■ **What needs to be done**
Nothing in the records should change; write them all out again.

■ **Supplied entries**
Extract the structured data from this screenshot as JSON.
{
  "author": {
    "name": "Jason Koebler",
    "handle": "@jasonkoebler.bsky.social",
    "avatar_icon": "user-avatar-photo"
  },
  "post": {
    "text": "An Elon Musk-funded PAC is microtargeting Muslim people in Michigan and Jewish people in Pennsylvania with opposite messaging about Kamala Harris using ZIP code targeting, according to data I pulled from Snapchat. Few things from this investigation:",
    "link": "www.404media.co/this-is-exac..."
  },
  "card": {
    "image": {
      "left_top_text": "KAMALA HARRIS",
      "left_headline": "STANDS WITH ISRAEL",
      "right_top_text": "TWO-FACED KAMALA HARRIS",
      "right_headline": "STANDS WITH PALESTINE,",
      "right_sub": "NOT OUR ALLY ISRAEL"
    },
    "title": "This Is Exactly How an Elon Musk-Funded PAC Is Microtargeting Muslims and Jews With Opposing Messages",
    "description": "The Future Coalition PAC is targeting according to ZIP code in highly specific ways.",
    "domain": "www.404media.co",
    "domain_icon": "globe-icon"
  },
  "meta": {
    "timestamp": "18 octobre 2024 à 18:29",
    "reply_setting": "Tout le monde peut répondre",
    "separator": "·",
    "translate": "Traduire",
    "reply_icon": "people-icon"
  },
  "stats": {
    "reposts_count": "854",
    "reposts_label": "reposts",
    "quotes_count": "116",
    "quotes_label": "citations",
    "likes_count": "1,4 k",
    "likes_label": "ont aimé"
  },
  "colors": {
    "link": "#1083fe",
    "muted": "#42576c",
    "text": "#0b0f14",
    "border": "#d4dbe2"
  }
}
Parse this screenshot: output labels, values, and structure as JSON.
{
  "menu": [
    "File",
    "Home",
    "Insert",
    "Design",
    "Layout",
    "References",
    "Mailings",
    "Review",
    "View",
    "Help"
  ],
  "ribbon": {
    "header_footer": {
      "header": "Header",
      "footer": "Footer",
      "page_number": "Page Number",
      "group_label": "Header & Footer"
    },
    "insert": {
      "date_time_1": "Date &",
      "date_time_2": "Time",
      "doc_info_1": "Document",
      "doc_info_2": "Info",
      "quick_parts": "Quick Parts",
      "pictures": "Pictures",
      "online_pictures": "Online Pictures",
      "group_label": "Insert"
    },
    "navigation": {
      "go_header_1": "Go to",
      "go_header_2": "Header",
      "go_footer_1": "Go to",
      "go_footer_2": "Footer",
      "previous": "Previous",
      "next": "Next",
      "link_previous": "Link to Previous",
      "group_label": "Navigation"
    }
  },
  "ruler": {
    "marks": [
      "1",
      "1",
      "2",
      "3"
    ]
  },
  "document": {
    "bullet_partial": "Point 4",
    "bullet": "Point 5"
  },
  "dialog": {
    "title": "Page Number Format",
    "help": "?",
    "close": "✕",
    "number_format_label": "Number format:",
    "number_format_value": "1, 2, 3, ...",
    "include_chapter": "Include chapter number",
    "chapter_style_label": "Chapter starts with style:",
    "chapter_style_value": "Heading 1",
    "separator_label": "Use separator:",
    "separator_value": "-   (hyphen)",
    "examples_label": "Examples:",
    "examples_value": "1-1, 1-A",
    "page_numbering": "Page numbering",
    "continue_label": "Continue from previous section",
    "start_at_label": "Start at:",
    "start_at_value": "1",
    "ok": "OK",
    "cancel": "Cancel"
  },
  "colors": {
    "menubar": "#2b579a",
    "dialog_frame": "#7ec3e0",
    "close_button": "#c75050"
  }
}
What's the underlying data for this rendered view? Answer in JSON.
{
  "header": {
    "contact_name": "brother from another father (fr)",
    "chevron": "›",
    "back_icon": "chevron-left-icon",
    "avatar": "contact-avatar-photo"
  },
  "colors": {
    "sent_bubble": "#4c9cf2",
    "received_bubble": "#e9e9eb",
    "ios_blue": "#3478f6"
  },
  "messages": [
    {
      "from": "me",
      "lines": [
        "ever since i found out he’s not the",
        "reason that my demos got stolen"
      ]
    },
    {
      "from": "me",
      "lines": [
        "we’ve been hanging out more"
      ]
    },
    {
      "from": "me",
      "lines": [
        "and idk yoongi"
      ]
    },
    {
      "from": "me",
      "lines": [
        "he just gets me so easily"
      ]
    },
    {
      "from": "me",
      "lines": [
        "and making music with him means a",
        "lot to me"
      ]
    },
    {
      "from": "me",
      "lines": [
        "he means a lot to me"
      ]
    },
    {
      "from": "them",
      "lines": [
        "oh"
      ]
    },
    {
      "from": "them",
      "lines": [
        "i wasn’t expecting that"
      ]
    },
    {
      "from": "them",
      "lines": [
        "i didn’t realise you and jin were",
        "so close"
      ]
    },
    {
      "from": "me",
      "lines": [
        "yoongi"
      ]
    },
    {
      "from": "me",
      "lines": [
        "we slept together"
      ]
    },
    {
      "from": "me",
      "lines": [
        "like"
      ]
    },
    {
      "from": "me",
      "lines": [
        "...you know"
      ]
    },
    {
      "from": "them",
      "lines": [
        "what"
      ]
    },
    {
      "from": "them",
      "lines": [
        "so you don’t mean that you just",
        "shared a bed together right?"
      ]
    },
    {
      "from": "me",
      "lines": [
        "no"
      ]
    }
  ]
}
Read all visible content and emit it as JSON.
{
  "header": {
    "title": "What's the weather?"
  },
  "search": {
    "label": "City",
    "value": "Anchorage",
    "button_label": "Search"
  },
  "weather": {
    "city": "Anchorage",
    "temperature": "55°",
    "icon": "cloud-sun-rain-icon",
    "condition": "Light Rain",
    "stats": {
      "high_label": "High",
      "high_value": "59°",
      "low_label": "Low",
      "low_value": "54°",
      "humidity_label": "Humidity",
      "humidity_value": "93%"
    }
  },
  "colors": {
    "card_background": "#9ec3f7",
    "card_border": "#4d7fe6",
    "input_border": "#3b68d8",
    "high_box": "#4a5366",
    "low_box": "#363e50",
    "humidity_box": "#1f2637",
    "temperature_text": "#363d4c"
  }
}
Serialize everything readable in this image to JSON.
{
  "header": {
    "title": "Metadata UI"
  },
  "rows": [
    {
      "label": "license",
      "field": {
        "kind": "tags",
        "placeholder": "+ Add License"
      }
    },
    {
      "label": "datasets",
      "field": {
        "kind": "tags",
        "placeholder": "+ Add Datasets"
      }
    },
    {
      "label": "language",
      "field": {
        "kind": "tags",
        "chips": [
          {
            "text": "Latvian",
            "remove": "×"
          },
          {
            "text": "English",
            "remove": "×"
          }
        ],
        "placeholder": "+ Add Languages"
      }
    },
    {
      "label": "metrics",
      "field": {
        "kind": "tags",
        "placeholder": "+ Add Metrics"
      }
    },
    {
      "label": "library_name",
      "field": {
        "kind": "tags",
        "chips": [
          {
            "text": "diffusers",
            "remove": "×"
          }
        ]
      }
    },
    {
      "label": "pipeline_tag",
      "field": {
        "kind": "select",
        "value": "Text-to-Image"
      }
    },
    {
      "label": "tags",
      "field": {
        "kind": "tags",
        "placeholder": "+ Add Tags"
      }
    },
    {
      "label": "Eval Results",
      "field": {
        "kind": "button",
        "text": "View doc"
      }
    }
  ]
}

■ **Task result**
Extract the structured data from this screenshot as JSON.
{
  "author": {
    "name": "Jason Koebler",
    "handle": "@jasonkoebler.bsky.social",
    "avatar_icon": "user-avatar-photo"
  },
  "post": {
    "text": "An Elon Musk-funded PAC is microtargeting Muslim people in Michigan and Jewish people in Pennsylvania with opposite messaging about Kamala Harris using ZIP code targeting, according to data I pulled from Snapchat. Few things from this investigation:",
    "link": "www.404media.co/this-is-exac..."
  },
  "card": {
    "image": {
      "left_top_text": "KAMALA HARRIS",
      "left_headline": "STANDS WITH ISRAEL",
      "right_top_text": "TWO-FACED KAMALA HARRIS",
      "right_headline": "STANDS WITH PALESTINE,",
      "right_sub": "NOT OUR ALLY ISRAEL"
    },
    "title": "This Is Exactly How an Elon Musk-Funded PAC Is Microtargeting Muslims and Jews With Opposing Messages",
    "description": "The Future Coalition PAC is targeting according to ZIP code in highly specific ways.",
    "domain": "www.404media.co",
    "domain_icon": "globe-icon"
  },
  "meta": {
    "timestamp": "18 octobre 2024 à 18:29",
    "reply_setting": "Tout le monde peut répondre",
    "separator": "·",
    "translate": "Traduire",
    "reply_icon": "people-icon"
  },
  "stats": {
    "reposts_count": "854",
    "reposts_label": "reposts",
    "quotes_count": "116",
    "quotes_label": "citations",
    "likes_count": "1,4 k",
    "likes_label": "ont aimé"
  },
  "colors": {
    "link": "#1083fe",
    "muted": "#42576c",
    "text": "#0b0f14",
    "border": "#d4dbe2"
  }
}
Parse this screenshot: output labels, values, and structure as JSON.
{
  "menu": [
    "File",
    "Home",
    "Insert",
    "Design",
    "Layout",
    "References",
    "Mailings",
    "Review",
    "View",
    "Help"
  ],
  "ribbon": {
    "header_footer": {
      "header": "Header",
      "footer": "Footer",
      "page_number": "Page Number",
      "group_label": "Header & Footer"
    },
    "insert": {
      "date_time_1": "Date &",
      "date_time_2": "Time",
      "doc_info_1": "Document",
      "doc_info_2": "Info",
      "quick_parts": "Quick Parts",
      "pictures": "Pictures",
      "online_pictures": "Online Pictures",
      "group_label": "Insert"
    },
    "navigation": {
      "go_header_1": "Go to",
      "go_header_2": "Header",
      "go_footer_1": "Go to",
      "go_footer_2": "Footer",
      "previous": "Previous",
      "next": "Next",
      "link_previous": "Link to Previous",
      "group_label": "Navigation"
    }
  },
  "ruler": {
    "marks": [
      "1",
      "1",
      "2",
      "3"
    ]
  },
  "document": {
    "bullet_partial": "Point 4",
    "bullet": "Point 5"
  },
  "dialog": {
    "title": "Page Number Format",
    "help": "?",
    "close": "✕",
    "number_format_label": "Number format:",
    "number_format_value": "1, 2, 3, ...",
    "include_chapter": "Include chapter number",
    "chapter_style_label": "Chapter starts with style:",
    "chapter_style_value": "Heading 1",
    "separator_label": "Use separator:",
    "separator_value": "-   (hyphen)",
    "examples_label": "Examples:",
    "examples_value": "1-1, 1-A",
    "page_numbering": "Page numbering",
    "continue_label": "Continue from previous section",
    "start_at_label": "Start at:",
    "start_at_value": "1",
    "ok": "OK",
    "cancel": "Cancel"
  },
  "colors": {
    "menubar": "#2b579a",
    "dialog_frame": "#7ec3e0",
    "close_button": "#c75050"
  }
}
What's the underlying data for this rendered view? Answer in JSON.
{
  "header": {
    "contact_name": "brother from another father (fr)",
    "chevron": "›",
    "back_icon": "chevron-left-icon",
    "avatar": "contact-avatar-photo"
  },
  "colors": {
    "sent_bubble": "#4c9cf2",
    "received_bubble": "#e9e9eb",
    "ios_blue": "#3478f6"
  },
  "messages": [
    {
      "from": "me",
      "lines": [
        "ever since i found out he’s not the",
        "reason that my demos got stolen"
      ]
    },
    {
      "from": "me",
      "lines": [
        "we’ve been hanging out more"
      ]
    },
    {
      "from": "me",
      "lines": [
        "and idk yoongi"
      ]
    },
    {
      "from": "me",
      "lines": [
        "he just gets me so easily"
      ]
    },
    {
      "from": "me",
      "lines": [
        "and making music with him means a",
        "lot to me"
      ]
    },
    {
      "from": "me",
      "lines": [
        "he means a lot to me"
      ]
    },
    {
      "from": "them",
      "lines": [
        "oh"
      ]
    },
    {
      "from": "them",
      "lines": [
        "i wasn’t expecting that"
      ]
    },
    {
      "from": "them",
      "lines": [
        "i didn’t realise you and jin were",
        "so close"
      ]
    },
    {
      "from": "me",
      "lines": [
        "yoongi"
      ]
    },
    {
      "from": "me",
      "lines": [
        "we slept together"
      ]
    },
    {
      "from": "me",
      "lines": [
        "like"
      ]
    },
    {
      "from": "me",
      "lines": [
        "...you know"
      ]
    },
    {
      "from": "them",
      "lines": [
        "what"
      ]
    },
    {
      "from": "them",
      "lines": [
        "so you don’t mean that you just",
        "shared a bed together right?"
      ]
    },
    {
      "from": "me",
      "lines": [
        "no"
      ]
    }
  ]
}
Read all visible content and emit it as JSON.
{
  "header": {
    "title": "What's the weather?"
  },
  "search": {
    "label": "City",
    "value": "Anchorage",
    "button_label": "Search"
  },
  "weather": {
    "city": "Anchorage",
    "temperature": "55°",
    "icon": "cloud-sun-rain-icon",
    "condition": "Light Rain",
    "stats": {
      "high_label": "High",
      "high_value": "59°",
      "low_label": "Low",
      "low_value": "54°",
      "humidity_label": "Humidity",
      "humidity_value": "93%"
    }
  },
  "colors": {
    "card_background": "#9ec3f7",
    "card_border": "#4d7fe6",
    "input_border": "#3b68d8",
    "high_box": "#4a5366",
    "low_box": "#363e50",
    "humidity_box": "#1f2637",
    "temperature_text": "#363d4c"
  }
}
Serialize everything readable in this image to JSON.
{
  "header": {
    "title": "Metadata UI"
  },
  "rows": [
    {
      "label": "license",
      "field": {
        "kind": "tags",
        "placeholder": "+ Add License"
      }
    },
    {
      "label": "datasets",
      "field": {
        "kind": "tags",
        "placeholder": "+ Add Datasets"
      }
    },
    {
      "label": "language",
      "field": {
        "kind": "tags",
        "chips": [
          {
            "text": "Latvian",
            "remove": "×"
          },
          {
            "text": "English",
            "remove": "×"
          }
        ],
        "placeholder": "+ Add Languages"
      }
    },
    {
      "label": "metrics",
      "field": {
        "kind": "tags",
        "placeholder": "+ Add Metrics"
      }
    },
    {
      "label": "library_name",
      "field": {
        "kind": "tags",
        "chips": [
          {
            "text": "diffusers",
            "remove": "×"
          }
        ]
      }
    },
    {
      "label": "pipeline_tag",
      "field": {
        "kind": "select",
        "value": "Text-to-Image"
      }
    },
    {
      "label": "tags",
      "field": {
        "kind": "tags",
        "placeholder": "+ Add Tags"
      }
    },
    {
      "label": "Eval Results",
      "field": {
        "kind": "button",
        "text": "View doc"
      }
    }
  ]
}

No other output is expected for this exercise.